*Component data from apps and pages*
'''

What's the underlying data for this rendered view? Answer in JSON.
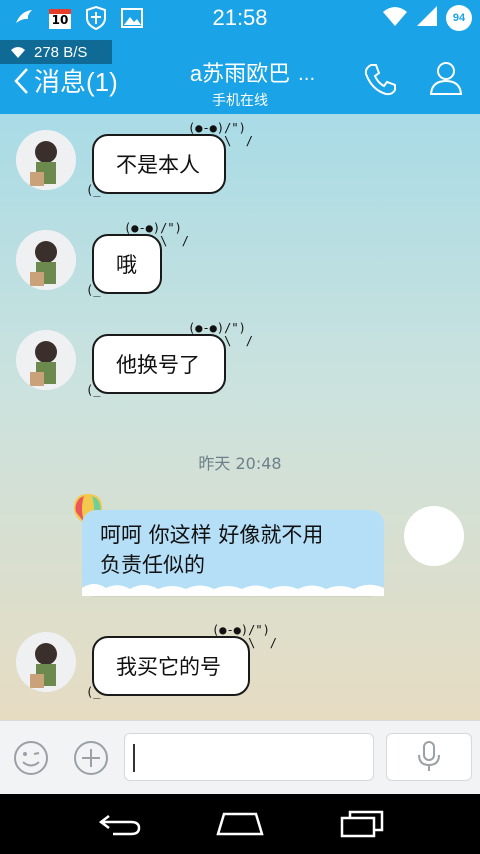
{
  "status_bar": {
    "time": "21:58",
    "calendar_day": "10",
    "battery": "94",
    "icons": [
      "bird-icon",
      "calendar-icon",
      "shield-icon",
      "image-icon",
      "wifi-icon",
      "signal-icon",
      "battery-icon"
    ]
  },
  "header": {
    "network_speed": "278 B/S",
    "back_label": "消息(1)",
    "contact_name": "a苏雨欧巴",
    "contact_status": "手机在线",
    "more_label": "...",
    "accent_color": "#1aa3e6"
  },
  "messages": [
    {
      "sender": "contact",
      "text": "不是本人"
    },
    {
      "sender": "contact",
      "text": "哦"
    },
    {
      "sender": "contact",
      "text": "他换号了"
    },
    {
      "type": "timestamp",
      "text": "昨天 20:48"
    },
    {
      "sender": "me",
      "line1": "呵呵  你这样  好像就不用",
      "line2": "负责任似的"
    },
    {
      "sender": "contact",
      "text": "我买它的号"
    }
  ],
  "bubble_decoration": {
    "face": "(●-●)/\")",
    "mouth": "o    \\  /",
    "bottom": "(_"
  },
  "input_bar": {
    "text_value": "",
    "icons": [
      "emoji-icon",
      "plus-icon",
      "microphone-icon"
    ]
  },
  "nav_bar": {
    "icons": [
      "back-icon",
      "home-icon",
      "recents-icon"
    ]
  }
}
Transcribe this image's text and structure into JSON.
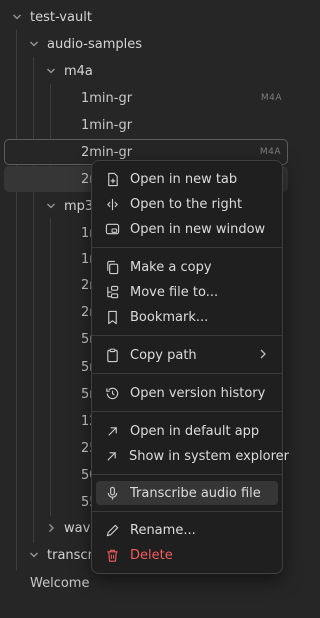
{
  "tree": {
    "vault": "test-vault",
    "audio_samples": "audio-samples",
    "m4a": "m4a",
    "files_m4a": [
      {
        "name": "1min-gr",
        "badge": "M4A"
      },
      {
        "name": "1min-gr",
        "badge": ""
      },
      {
        "name": "2min-gr",
        "badge": "M4A"
      },
      {
        "name": "2r",
        "badge": ""
      }
    ],
    "mp3": "mp3",
    "files_mp3": [
      "1r",
      "1r",
      "2r",
      "2r",
      "5r",
      "5r",
      "5r",
      "12",
      "25",
      "50",
      "55"
    ],
    "wav": "wav",
    "transcripts": "transcrip",
    "welcome": "Welcome"
  },
  "menu": {
    "items": [
      {
        "label": "Open in new tab",
        "icon": "new-tab-icon"
      },
      {
        "label": "Open to the right",
        "icon": "split-right-icon"
      },
      {
        "label": "Open in new window",
        "icon": "new-window-icon"
      },
      {
        "label": "Make a copy",
        "icon": "copy-icon"
      },
      {
        "label": "Move file to...",
        "icon": "move-file-icon"
      },
      {
        "label": "Bookmark...",
        "icon": "bookmark-icon"
      },
      {
        "label": "Copy path",
        "icon": "clipboard-icon"
      },
      {
        "label": "Open version history",
        "icon": "history-icon"
      },
      {
        "label": "Open in default app",
        "icon": "external-link-icon"
      },
      {
        "label": "Show in system explorer",
        "icon": "external-link-icon"
      },
      {
        "label": "Transcribe audio file",
        "icon": "microphone-icon"
      },
      {
        "label": "Rename...",
        "icon": "pencil-icon"
      },
      {
        "label": "Delete",
        "icon": "trash-icon"
      }
    ]
  },
  "colors": {
    "background": "#262626",
    "menu_background": "#1f1f1f",
    "delete": "#f25c5c",
    "hover": "#363636"
  }
}
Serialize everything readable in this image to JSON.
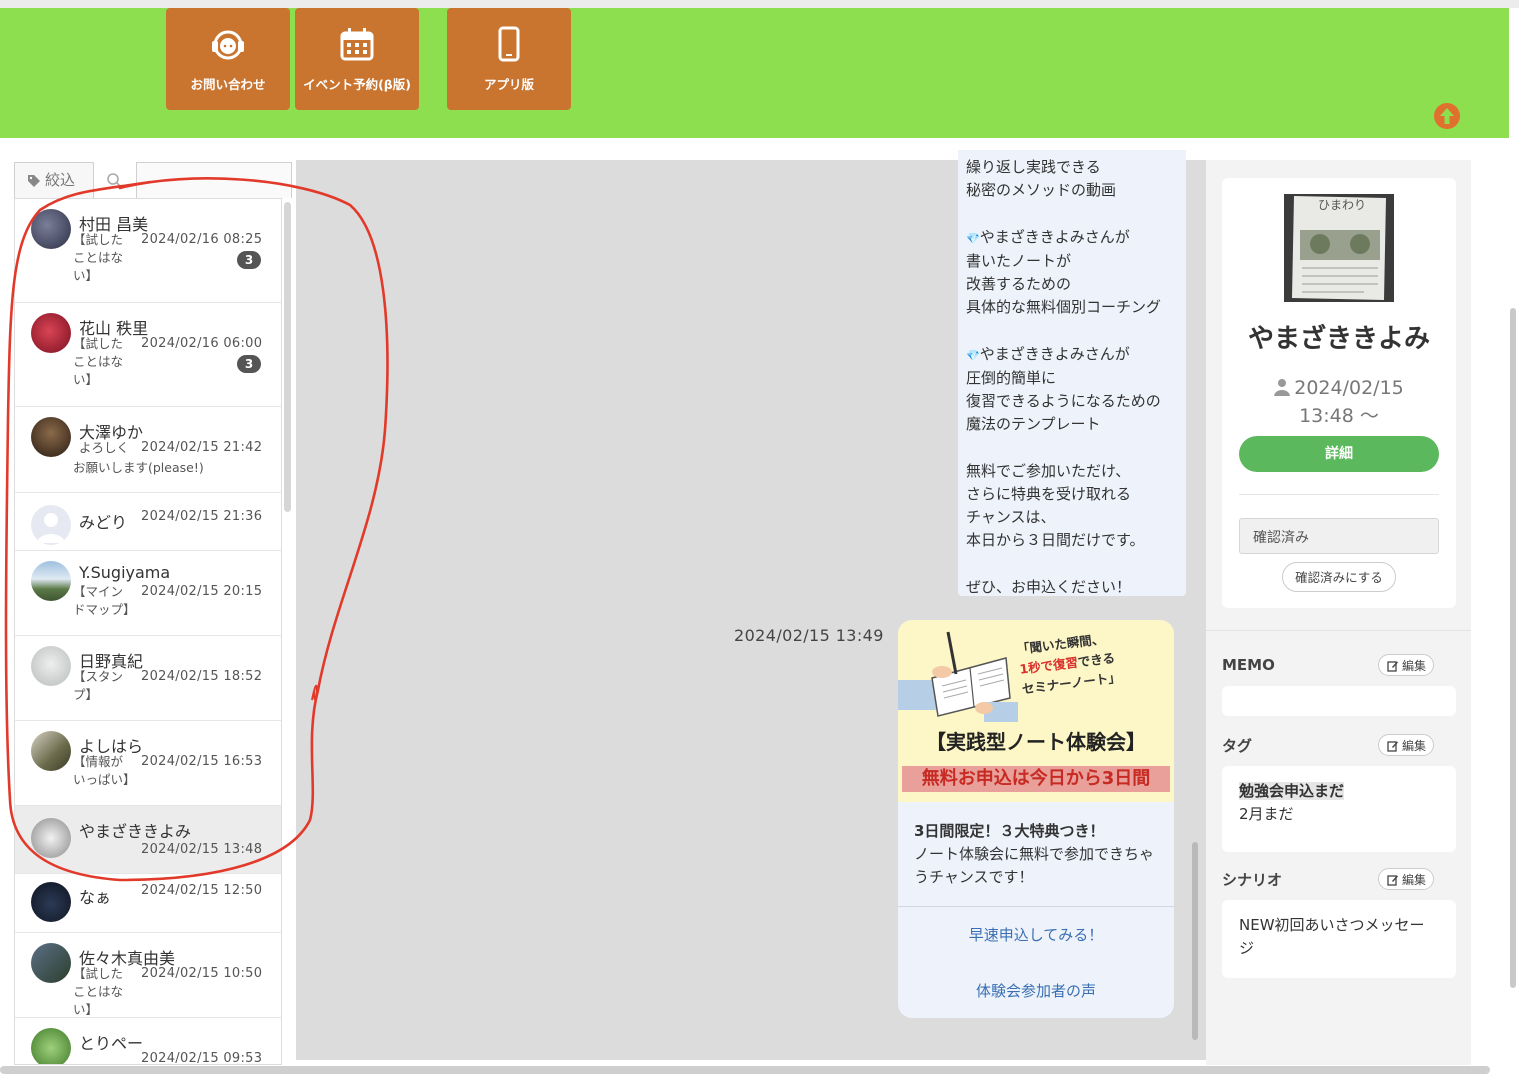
{
  "header": {
    "buttons": [
      {
        "label": "お問い合わせ",
        "icon": "headset-icon"
      },
      {
        "label": "イベント予約(β版)",
        "icon": "calendar-icon"
      },
      {
        "label": "アプリ版",
        "icon": "smartphone-icon"
      }
    ]
  },
  "filter": {
    "tab_label": "絞込"
  },
  "conversations": [
    {
      "name": "村田 昌美",
      "snippet": "【試した ことはな い】",
      "time": "2024/02/16 08:25",
      "badge": "3"
    },
    {
      "name": "花山 秩里",
      "snippet": "【試した ことはな い】",
      "time": "2024/02/16 06:00",
      "badge": "3"
    },
    {
      "name": "大澤ゆか",
      "snippet": "よろしく",
      "snippet2": "お願いします(please!)",
      "time": "2024/02/15 21:42"
    },
    {
      "name": "みどり",
      "time": "2024/02/15 21:36"
    },
    {
      "name": "Y.Sugiyama",
      "snippet": "【マイン ドマップ】",
      "time": "2024/02/15 20:15"
    },
    {
      "name": "日野真紀",
      "snippet": "【スタン プ】",
      "time": "2024/02/15 18:52"
    },
    {
      "name": "よしはら",
      "snippet": "【情報が いっぱい】",
      "time": "2024/02/15 16:53"
    },
    {
      "name": "やまざききよみ",
      "time": "2024/02/15 13:48"
    },
    {
      "name": "なぁ",
      "time": "2024/02/15 12:50"
    },
    {
      "name": "佐々木真由美",
      "snippet": "【試した ことはない】",
      "time": "2024/02/15 10:50"
    },
    {
      "name": "とりペー",
      "time": "2024/02/15 09:53"
    }
  ],
  "chat": {
    "text_message": {
      "lines": [
        "繰り返し実践できる",
        "秘密のメソッドの動画",
        "",
        "やまざききよみさんが",
        "書いたノートが",
        "改善するための",
        "具体的な無料個別コーチング",
        "",
        "やまざききよみさんが",
        "圧倒的簡単に",
        "復習できるようになるための",
        "魔法のテンプレート",
        "",
        "無料でご参加いただけ、",
        "さらに特典を受け取れる",
        "チャンスは、",
        "本日から３日間だけです。",
        "",
        "ぜひ、お申込ください！"
      ]
    },
    "card_message": {
      "time": "2024/02/15 13:49",
      "image_quote_1": "「聞いた瞬間、",
      "image_quote_2a": "1秒で",
      "image_quote_2b": "復習",
      "image_quote_2c": "できる",
      "image_quote_3": "セミナーノート」",
      "image_title": "【実践型ノート体験会】",
      "image_subtitle": "無料お申込は今日から3日間",
      "body_title": "3日間限定！３大特典つき！",
      "body_text": "ノート体験会に無料で参加できちゃうチャンスです！",
      "link1": "早速申込してみる！",
      "link2": "体験会参加者の声"
    }
  },
  "profile": {
    "photo_text": "ひまわり",
    "name": "やまざききよみ",
    "date": "2024/02/15",
    "time": "13:48 〜",
    "detail_button": "詳細",
    "status": "確認済み",
    "confirm_button": "確認済みにする",
    "memo_title": "MEMO",
    "tag_title": "タグ",
    "tag_value": "勉強会申込まだ",
    "tag_value2": "2月まだ",
    "scenario_title": "シナリオ",
    "scenario_value": "NEW初回あいさつメッセージ",
    "edit_label": "編集"
  },
  "colors": {
    "header_bg": "#8ddf4f",
    "header_button": "#c9742f",
    "detail_button": "#5cb85c",
    "annotation": "#e23a2a"
  }
}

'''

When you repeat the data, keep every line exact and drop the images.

What's the underlying data for this rendered view? Answer in JSON.
{
  "status_bar": {
    "time": "21:58",
    "calendar_day": "10",
    "battery": "94",
    "icons": [
      "bird-icon",
      "calendar-icon",
      "shield-icon",
      "image-icon",
      "wifi-icon",
      "signal-icon",
      "battery-icon"
    ]
  },
  "header": {
    "network_speed": "278 B/S",
    "back_label": "消息(1)",
    "contact_name": "a苏雨欧巴",
    "contact_status": "手机在线",
    "more_label": "...",
    "accent_color": "#1aa3e6"
  },
  "messages": [
    {
      "sender": "contact",
      "text": "不是本人"
    },
    {
      "sender": "contact",
      "text": "哦"
    },
    {
      "sender": "contact",
      "text": "他换号了"
    },
    {
      "type": "timestamp",
      "text": "昨天 20:48"
    },
    {
      "sender": "me",
      "line1": "呵呵  你这样  好像就不用",
      "line2": "负责任似的"
    },
    {
      "sender": "contact",
      "text": "我买它的号"
    }
  ],
  "bubble_decoration": {
    "face": "(●-●)/\")",
    "mouth": "o    \\  /",
    "bottom": "(_"
  },
  "input_bar": {
    "text_value": "",
    "icons": [
      "emoji-icon",
      "plus-icon",
      "microphone-icon"
    ]
  },
  "nav_bar": {
    "icons": [
      "back-icon",
      "home-icon",
      "recents-icon"
    ]
  }
}
Transcribe this image's text and structure into JSON.
{
  "tree": {
    "vault": "test-vault",
    "audio_samples": "audio-samples",
    "m4a": "m4a",
    "files_m4a": [
      {
        "name": "1min-gr",
        "badge": "M4A"
      },
      {
        "name": "1min-gr",
        "badge": ""
      },
      {
        "name": "2min-gr",
        "badge": "M4A"
      },
      {
        "name": "2r",
        "badge": ""
      }
    ],
    "mp3": "mp3",
    "files_mp3": [
      "1r",
      "1r",
      "2r",
      "2r",
      "5r",
      "5r",
      "5r",
      "12",
      "25",
      "50",
      "55"
    ],
    "wav": "wav",
    "transcripts": "transcrip",
    "welcome": "Welcome"
  },
  "menu": {
    "items": [
      {
        "label": "Open in new tab",
        "icon": "new-tab-icon"
      },
      {
        "label": "Open to the right",
        "icon": "split-right-icon"
      },
      {
        "label": "Open in new window",
        "icon": "new-window-icon"
      },
      {
        "label": "Make a copy",
        "icon": "copy-icon"
      },
      {
        "label": "Move file to...",
        "icon": "move-file-icon"
      },
      {
        "label": "Bookmark...",
        "icon": "bookmark-icon"
      },
      {
        "label": "Copy path",
        "icon": "clipboard-icon"
      },
      {
        "label": "Open version history",
        "icon": "history-icon"
      },
      {
        "label": "Open in default app",
        "icon": "external-link-icon"
      },
      {
        "label": "Show in system explorer",
        "icon": "external-link-icon"
      },
      {
        "label": "Transcribe audio file",
        "icon": "microphone-icon"
      },
      {
        "label": "Rename...",
        "icon": "pencil-icon"
      },
      {
        "label": "Delete",
        "icon": "trash-icon"
      }
    ]
  },
  "colors": {
    "background": "#262626",
    "menu_background": "#1f1f1f",
    "delete": "#f25c5c",
    "hover": "#363636"
  }
}
Serialize everything readable in this image to JSON.
{
  "header": {
    "buttons": [
      {
        "label": "お問い合わせ",
        "icon": "headset-icon"
      },
      {
        "label": "イベント予約(β版)",
        "icon": "calendar-icon"
      },
      {
        "label": "アプリ版",
        "icon": "smartphone-icon"
      }
    ]
  },
  "filter": {
    "tab_label": "絞込"
  },
  "conversations": [
    {
      "name": "村田 昌美",
      "snippet": "【試した ことはな い】",
      "time": "2024/02/16 08:25",
      "badge": "3"
    },
    {
      "name": "花山 秩里",
      "snippet": "【試した ことはな い】",
      "time": "2024/02/16 06:00",
      "badge": "3"
    },
    {
      "name": "大澤ゆか",
      "snippet": "よろしく",
      "snippet2": "お願いします(please!)",
      "time": "2024/02/15 21:42"
    },
    {
      "name": "みどり",
      "time": "2024/02/15 21:36"
    },
    {
      "name": "Y.Sugiyama",
      "snippet": "【マイン ドマップ】",
      "time": "2024/02/15 20:15"
    },
    {
      "name": "日野真紀",
      "snippet": "【スタン プ】",
      "time": "2024/02/15 18:52"
    },
    {
      "name": "よしはら",
      "snippet": "【情報が いっぱい】",
      "time": "2024/02/15 16:53"
    },
    {
      "name": "やまざききよみ",
      "time": "2024/02/15 13:48"
    },
    {
      "name": "なぁ",
      "time": "2024/02/15 12:50"
    },
    {
      "name": "佐々木真由美",
      "snippet": "【試した ことはない】",
      "time": "2024/02/15 10:50"
    },
    {
      "name": "とりペー",
      "time": "2024/02/15 09:53"
    }
  ],
  "chat": {
    "text_message": {
      "lines": [
        "繰り返し実践できる",
        "秘密のメソッドの動画",
        "",
        "やまざききよみさんが",
        "書いたノートが",
        "改善するための",
        "具体的な無料個別コーチング",
        "",
        "やまざききよみさんが",
        "圧倒的簡単に",
        "復習できるようになるための",
        "魔法のテンプレート",
        "",
        "無料でご参加いただけ、",
        "さらに特典を受け取れる",
        "チャンスは、",
        "本日から３日間だけです。",
        "",
        "ぜひ、お申込ください！"
      ]
    },
    "card_message": {
      "time": "2024/02/15 13:49",
      "image_quote_1": "「聞いた瞬間、",
      "image_quote_2a": "1秒で",
      "image_quote_2b": "復習",
      "image_quote_2c": "できる",
      "image_quote_3": "セミナーノート」",
      "image_title": "【実践型ノート体験会】",
      "image_subtitle": "無料お申込は今日から3日間",
      "body_title": "3日間限定！３大特典つき！",
      "body_text": "ノート体験会に無料で参加できちゃうチャンスです！",
      "link1": "早速申込してみる！",
      "link2": "体験会参加者の声"
    }
  },
  "profile": {
    "photo_text": "ひまわり",
    "name": "やまざききよみ",
    "date": "2024/02/15",
    "time": "13:48 〜",
    "detail_button": "詳細",
    "status": "確認済み",
    "confirm_button": "確認済みにする",
    "memo_title": "MEMO",
    "tag_title": "タグ",
    "tag_value": "勉強会申込まだ",
    "tag_value2": "2月まだ",
    "scenario_title": "シナリオ",
    "scenario_value": "NEW初回あいさつメッセージ",
    "edit_label": "編集"
  },
  "colors": {
    "header_bg": "#8ddf4f",
    "header_button": "#c9742f",
    "detail_button": "#5cb85c",
    "annotation": "#e23a2a"
  }
}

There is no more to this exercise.